My car breaks down and the Brazilian revolt

Great! Damn clutch is roached!
[Stuck and pulled over near an intersection that I barely made through.]
1. What’s wrong?
2. Clutch is gone.
1. Okay so what do we do?
[Called the towing company. Tow truck guy comes after 20 minutes.]
2. So where you from?
3. Brazil, you?
2. Pakistan. You look Arabic.
3. Tell me about it. I get it all the time.
2. No man I’m serious. Are you Christian?
3. Yeah.
2. No man. We need brothers like you.
[Everyone smile’s]
2. You know there are Latino Muslims?
3. Yeah. I grew up with some.
2. In Brazil?
3. Yeah
2. Serious?
3. Yeah Amin, Sami, Hussaini
2. Yeah those are Muslim names.
3. Yeah a popular name there with them is like Cure.
2. Oh yeah. hmmm
3. Yeah they came way back, like their grandparents and that from Lebanon.
2. So do they pray and all?
3. We these guys didn’t really talk much about it. Not sure.
2. I did some research on Muslims there and they actually came during the slave trade originally. Wait let me google it.
[Search up “Muslims in Brazil”]
2. See, there’s this mosque here in Foz do Iguaçu.
3. Foz do Iguaçu? Yeah I’ve bin there.
2. And look, this section in Bahia about the Malê Revolt.
3. Oh Bahia, yeah bin there too.
2. It says that this was the largest slave revolt in all of the Americas. Wow.

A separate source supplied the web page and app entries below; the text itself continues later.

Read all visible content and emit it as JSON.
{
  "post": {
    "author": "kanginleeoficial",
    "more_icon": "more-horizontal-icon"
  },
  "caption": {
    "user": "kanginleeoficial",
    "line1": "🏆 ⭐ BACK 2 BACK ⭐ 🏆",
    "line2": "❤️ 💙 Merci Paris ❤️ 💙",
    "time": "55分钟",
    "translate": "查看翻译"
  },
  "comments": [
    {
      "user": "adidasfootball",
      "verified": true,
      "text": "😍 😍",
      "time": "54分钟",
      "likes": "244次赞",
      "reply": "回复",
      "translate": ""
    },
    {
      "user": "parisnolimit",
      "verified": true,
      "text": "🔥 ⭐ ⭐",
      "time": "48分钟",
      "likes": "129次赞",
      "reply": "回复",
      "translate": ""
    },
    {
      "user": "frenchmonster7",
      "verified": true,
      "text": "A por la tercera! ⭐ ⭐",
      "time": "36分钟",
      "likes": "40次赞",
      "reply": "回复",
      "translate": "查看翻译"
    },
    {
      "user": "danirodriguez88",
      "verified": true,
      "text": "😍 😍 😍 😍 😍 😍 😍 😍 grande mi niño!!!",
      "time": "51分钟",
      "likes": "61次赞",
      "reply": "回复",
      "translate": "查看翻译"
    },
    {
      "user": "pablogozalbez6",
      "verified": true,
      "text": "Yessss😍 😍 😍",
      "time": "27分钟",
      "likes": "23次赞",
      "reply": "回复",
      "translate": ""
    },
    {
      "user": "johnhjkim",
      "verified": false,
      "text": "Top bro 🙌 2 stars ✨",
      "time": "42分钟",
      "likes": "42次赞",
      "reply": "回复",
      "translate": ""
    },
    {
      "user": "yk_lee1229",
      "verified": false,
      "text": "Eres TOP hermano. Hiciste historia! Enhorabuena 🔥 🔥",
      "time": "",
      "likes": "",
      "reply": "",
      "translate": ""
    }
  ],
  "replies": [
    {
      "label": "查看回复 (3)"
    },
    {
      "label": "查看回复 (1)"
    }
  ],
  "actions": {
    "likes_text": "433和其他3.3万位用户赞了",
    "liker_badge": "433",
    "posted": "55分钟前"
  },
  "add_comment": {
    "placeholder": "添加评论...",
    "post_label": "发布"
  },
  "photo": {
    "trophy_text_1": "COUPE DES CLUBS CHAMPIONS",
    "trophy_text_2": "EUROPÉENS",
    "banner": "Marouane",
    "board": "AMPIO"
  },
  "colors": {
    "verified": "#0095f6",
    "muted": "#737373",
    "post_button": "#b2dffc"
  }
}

Malê Revolt

The Muslim uprising of 1835 in Bahia illustrates the condition and legacy of resistance among the community of Malês, as African Muslims were known in 19th-century Bahia. The majority of the participants were Nago, the local designation for ethnic Yoruba. Many of the “Malês” had been soldiers and captives in the wars between Oyo, Ilorin and other Yoruba city-states in the early part of the 19th century. Other participants included Hausa and Nupe clerics, along with Jeje or Dahomean soldiers who had converted to Islam or fought in alliance with Muslims.[6]”

Beginning on the night of January 24, 1835, and continuing the following morning, a group of African born slaves occupied the streets of Salvador and for more than three hours they confronted soldiers and armed civilians.[7][8]

Even though it was short lived, the revolt was the largest slave revolt in Brazil and the largest urban slave revolt in the Americas.[9] About 300 Africans took part and the estimated death toll ranges from fifty to a hundred, although exact numbers are unknown. This number increases even more if the wounded who died in prisons or hospitals are included.[8] Many participants were sentenced to death, prison, whippings, or deportation. The rebellion had nationwide repercussions. Fearing the example might be followed, the Brazilian authorities began to watch the malês very carefully and in subsequent years intensive efforts were made to force conversions to Catholicism and erase the popular memory of and affection towards Islam.[10] However, the African Muslim community was not erased overnight, and as late as 1910 it is estimated there were still some 100,000 African Muslims living in Brazil.[11]

Reference: Islam in Brazil